One influence you incorporate in your work is afrofuturism, an art style that combines Black identity and freedom with sci-fi aesthetics. What sparked your interest in this genre, and what does it represent for you? I would say my early introduction into afrofuturism comes from my love of sci-fi movies, action figures and comics. Later on, after taking the time to study and really understand what the concept stands for and looks to achieve, I got immersed. It’s so cool creating characters that look like me and command a strong presence. The most important thing for me is to create an image that brings hope for the future for people of color in our ever-changing world.
Having moved to the United States from Nigeria, how does your background influence your art? I always say that growing up in Nigeria and then moving to the United States was the best thing that happened to help my art grow. At first, I struggled with finding a way to mesh my experiences from both worlds but later on found a way to make it work. My use of color and the way I sometimes exaggerate forms or shape language comes from my experience with Nigerian art. I would say the swagger in my style comes form being in the United States, which can be found in music, fashion and everyday life.
What have some of your favorite client-focused projects been like, and what have you learned from them? My favorite client-focused projects have been mostly illustrating covers and design. It could be an album, book or magazine cover. I enjoy listening to people’s stories, visions and dreams, and then bringing those to life. For instance, when music artists send me songs for an upcoming album, listening to them helps me get in the flow when designing a cover. I just love being a part of the journey.
I would say I’ve learned a great deal from working with different clients, from being able to deliver work before deadlines to making quick turnarounds if need be. I’ve also learned how to listen, which helps to understand expectations and give constructive criticisms and well-thought-out ideas.
Tell us about your book SOGO: The Art of Sam Onche and your upcoming title The Art of Black. What inspired you to put these books together? SOGO: The Art of Sam Onche is my first art book. My goal was to introduce the world to my work and thought process and put together selected works inspired by a variety of things to show my diversity and reach.

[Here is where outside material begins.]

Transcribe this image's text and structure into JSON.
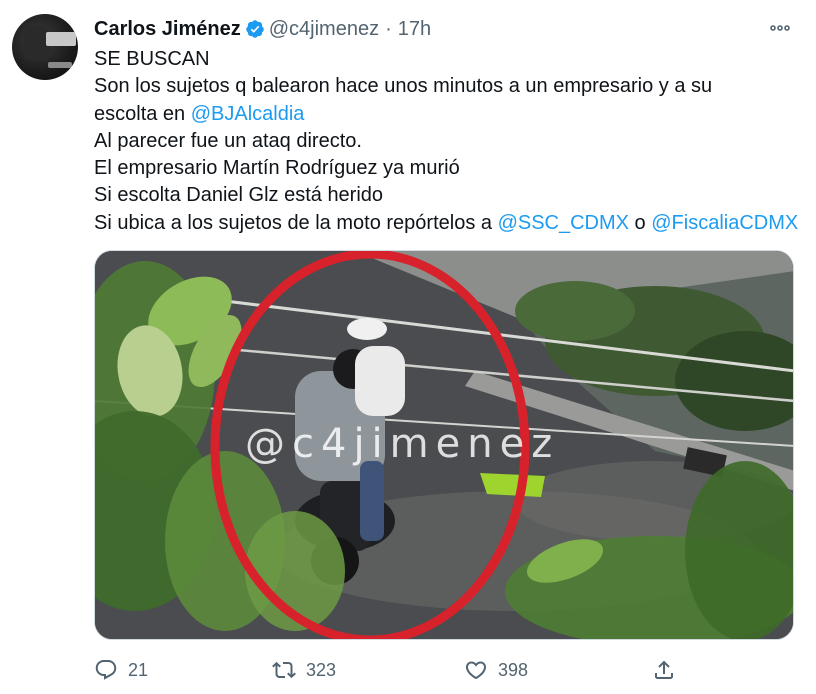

The Art of Black is my upcoming book that I’ve been working on for four years now. I want to create a new visual experience with this book, which I hope will inspire many people visually and emotionally.
You’ve also illustrated the children’s book The Beat in My Head by authors Ariel and Brandon Blackwell. What are some of the unique opportunities and challenges of illustrating children’s books? Illustrating children’s books opened my eyes to a different world. Working with children brings a certain kind of joy and purpose. Watching kids listen and look at imagery I created for the book made me emotional. The greatest challenge for me when I worked on the book was to made sure my illustrations were relatable and visually stimulating to grab the attention of kids.
Additionally, you also show your work in galleries, having participated in The Great State of Illustration in Maine exhibition earlier this year. What do you like about participating in exhibitions? Being able to show work in galleries is a dream come true for me. Showing work alongside legends and greats in the illustration world in The Great State of Illustration in Maine exhibition was a blessing. I love everything about participating in the exhibit. Most of all, I see the exhibit as my way of giving back to the state of Maine for all the opportunities it has provided me.
What is your dream assignment? Illustrating a cover for The New Yorker or Vogue. When the opportunity comes, I know I’ll design a cover that would stand the test of time.
What excites you about illustration right now, and where do you think the field is going? I’m excited about creating illustrations that are thought-provoking and fresh. My use of the word fresh is my best attempt at describing the creation of a new experience. I think the illustration field is going to greater heights. Looking back at covers designed by J. C. Leyendecker and covers now, I would say that the field is in safe hands.
Do you have any advice for illustrators just entering the profession today? Pull inspiration from your experiences rather than copying from someone else. Listen to your voice even when others might not seem to understand your vision. ca